A hydrogen Hyundai sports car is reportedly coming in 2026, based on the retro N Vision 74 concept.
Korean outlet ETNews reports word from industry sources the 596kW coupe will debut in the first half of 2026 and be limited to 100 units.
70 examples will be available to purchase publicly, while the other 30 are reportedly going to be reserved for racing.
This news comes after Hyundai executives said earlier this year the project wasn’t going into production.
However, Hyundai recently trademarked the N74 name, while Hyundai N vice president Till Wartenberg told CarExpert he personally wishes to see “that car in the near future on the street” but it needs “a lot of discussion”.
ETNews reports the hydrogen-electric drivetrain is set to exceed power expectations, offering 800hp or 596kW – up from the 500kW of the concept.
The sports car will reportedly be able to reach 100km/h from rest in three seconds.
Based on what is previously known about the car, the hydrogen fuel stack will commit 95kW to the total, with a claimed top speed of 250km/h.
ETNews also reports the cruising range will drop from 600km to between 400-500km for the production model.
Furthering the likelihood of a production model is a recent patent filing to the U.S. Patent and Trademark Office.
The patent details the arrangement of the hydrogen fuel tanks in the rear structure of a vehicle.

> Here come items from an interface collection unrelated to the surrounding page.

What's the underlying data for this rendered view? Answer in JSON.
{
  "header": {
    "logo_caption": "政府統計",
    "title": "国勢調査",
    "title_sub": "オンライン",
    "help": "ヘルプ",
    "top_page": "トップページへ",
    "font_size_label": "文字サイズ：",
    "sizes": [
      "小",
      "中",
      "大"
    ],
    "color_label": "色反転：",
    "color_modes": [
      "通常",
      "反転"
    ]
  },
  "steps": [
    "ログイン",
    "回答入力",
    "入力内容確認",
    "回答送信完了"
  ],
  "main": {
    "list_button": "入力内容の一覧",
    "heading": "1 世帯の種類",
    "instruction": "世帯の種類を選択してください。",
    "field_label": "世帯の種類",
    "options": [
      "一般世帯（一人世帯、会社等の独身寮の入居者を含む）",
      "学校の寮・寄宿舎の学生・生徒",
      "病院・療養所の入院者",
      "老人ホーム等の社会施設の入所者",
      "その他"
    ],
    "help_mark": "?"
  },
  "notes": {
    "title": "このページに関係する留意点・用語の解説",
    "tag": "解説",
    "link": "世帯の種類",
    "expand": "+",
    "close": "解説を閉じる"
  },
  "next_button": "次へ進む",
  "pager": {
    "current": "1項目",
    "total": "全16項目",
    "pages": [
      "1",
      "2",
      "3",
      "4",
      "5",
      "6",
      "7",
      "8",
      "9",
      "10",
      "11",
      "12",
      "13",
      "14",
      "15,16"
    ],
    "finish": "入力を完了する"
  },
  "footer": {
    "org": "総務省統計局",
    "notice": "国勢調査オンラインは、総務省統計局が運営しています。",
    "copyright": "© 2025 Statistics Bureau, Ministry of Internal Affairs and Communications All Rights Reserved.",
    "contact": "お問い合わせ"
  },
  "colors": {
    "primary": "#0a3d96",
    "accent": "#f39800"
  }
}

Interestingly, the rear structure depicted in the patent images is that of the Kia Stinger, but encapsulating two hydrogen tanks.
The tanks are double stacked in a perpendicular fashion, much like the N Vision 74 rolling lab concept. The tanks remain behind the passenger cell in the rear of the vehicle.
In the N Vision 74, the 4.2kg hydrogen tanks can be refuelled in just five minutes.
A hydrogen-electric vehicle generates power through turning hydrogen into electricity, which can be used in its drive motors.
The tanks send liquid hydrogen fuel to a fuel cell, which is a collection of membranes that use oxygen and hydrogen to create electricity, with the only emissions being water.
In the N Vision 74 rolling lab, a 62.4kWh battery capable of 800W fast-charging stores the electricity and powers the electric motors that drive the car.
The Hyundai N Vision 74 rolling lab concept takes inspiration from the Hyundai Pony Coupe concept from 1974.
If the N Vision 74 concept does indeed become reality, it’s possible Hyundai could use various components from its Ioniq 5 N performance flagship model.
The Ioniq 5 N features a dual-motor all-wheel drive powertrain that produces total system outputs of 448kW of power and 740Nm of torque.
It’s powered by an 84kWh battery pack, the largest Hyundai has ever offered in an electric vehicle.
The Ioniq 5 N also has an ‘N Grin Boost’ (NGB) function that ups the outputs to 478kW and 770Nm for 10 seconds.
This is 48kW and 30Nm more than the related Kia EV6 GT, and 239kW and 165Nm more than the dual-motor version of the regular Ioniq 5.
Hyundai claims the Ioniq 5 N can do the 0-100km/h sprint in 3.4 seconds when using the NGB function, and flat out you’ll be doing 260km/h.